Negative ads also work for the same reason they do in car commercials. An effective negative ad can scare you in to buying a “safer” car or voting for a “true conservative” candidate, because skimping on a different car will leave you dead and voting for the other candidate will trap you in a socialist society. This is scary stuff people.
The negative ads will persist if they continue to work as they did in Florida. The voters ultimately decide how a campaign will be run and whether the mud-slinging will blind them in the ballot box or give them enough time to wipe their eyes clean and see the truth. In the 1952 presidential election, Gov. Adlai Stevenson was approached by a supporter following a speech who said “Sir, every thinking American is going to vote for you,” only to hear his reply “Thank you Madam, but I need a majority.” Let’s just hope every American has a “thinking American” friend or at least knows someone who subscribes to The Inertia.
Even if voters are going to base their decisions on a process-of-elimination, hot-button issue compatibility test, it should be done the correct way; not through negative ad, hearsay.

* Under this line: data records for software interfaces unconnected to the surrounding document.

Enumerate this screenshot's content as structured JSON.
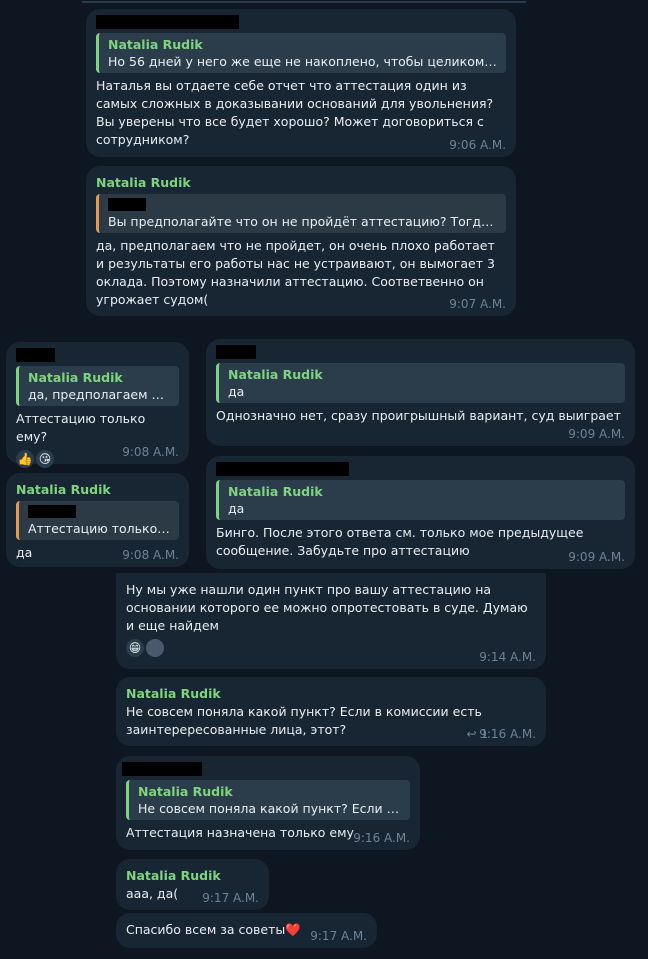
{
  "messages": {
    "m1": {
      "reply_name": "Natalia Rudik",
      "reply_text": "Но 56 дней у него же еще не накоплено, чтобы целиком ег...",
      "text": "Наталья вы отдаете себе отчет что аттестация один из самых сложных в доказывании оснований для увольнения? Вы уверены что все будет хорошо? Может договориться с сотрудником?",
      "time": "9:06 A.M."
    },
    "m2": {
      "sender": "Natalia Rudik",
      "reply_text": "Вы предполагайте что он не пройдёт аттестацию? Тогда бо...",
      "text": "да, предполагаем что не пройдет, он очень плохо работает и результаты его работы нас не устраивают, он вымогает 3 оклада. Поэтому назначили аттестацию. Соответвенно он угрожает судом(",
      "time": "9:07 A.M."
    },
    "m3": {
      "reply_name": "Natalia Rudik",
      "reply_text": "да, предполагаем чт...",
      "text": "Аттестацию только ему?",
      "reactions": [
        "thumbs-up",
        "kiss"
      ],
      "time": "9:08 A.M."
    },
    "m4": {
      "reply_name": "Natalia Rudik",
      "reply_text": "да",
      "text": "Однозначно нет, сразу проигрышный вариант, суд выиграет",
      "time": "9:09 A.M."
    },
    "m5": {
      "sender": "Natalia Rudik",
      "reply_text": "Аттестацию только е...",
      "text": "да",
      "time": "9:08 A.M."
    },
    "m6": {
      "reply_name": "Natalia Rudik",
      "reply_text": "да",
      "text": "Бинго. После этого ответа см. только мое предыдущее сообщение. Забудьте про аттестацию",
      "time": "9:09 A.M."
    },
    "m7": {
      "text": "Ну мы уже нашли один пункт про вашу аттестацию на основании которого ее можно опротестовать в суде. Думаю и еще найдем",
      "reactions": [
        "grin",
        "avatar"
      ],
      "time": "9:14 A.M."
    },
    "m8": {
      "sender": "Natalia Rudik",
      "text": "Не совсем поняла какой пункт? Если в комиссии есть заинтерересованные лица, этот?",
      "replies_count": "1",
      "time": "9:16 A.M."
    },
    "m9": {
      "reply_name": "Natalia Rudik",
      "reply_text": "Не совсем поняла какой пункт? Если в к...",
      "text": "Аттестация назначена только ему",
      "time": "9:16 A.M."
    },
    "m10": {
      "sender": "Natalia Rudik",
      "text": "ааа, да(",
      "time": "9:17 A.M."
    },
    "m11": {
      "text": "Спасибо всем за советы",
      "emoji": "❤️",
      "time": "9:17 A.M."
    }
  },
  "colors": {
    "background": "#0e1621",
    "bubble": "#182533",
    "sender_green": "#7fd47f",
    "reply_orange": "#e59a4e",
    "time": "#6d8396"
  }
}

Visit http://votesmart.org/voteeasy/ to get an unbiased match-making experience between voter and candidate.Powered by Sidelines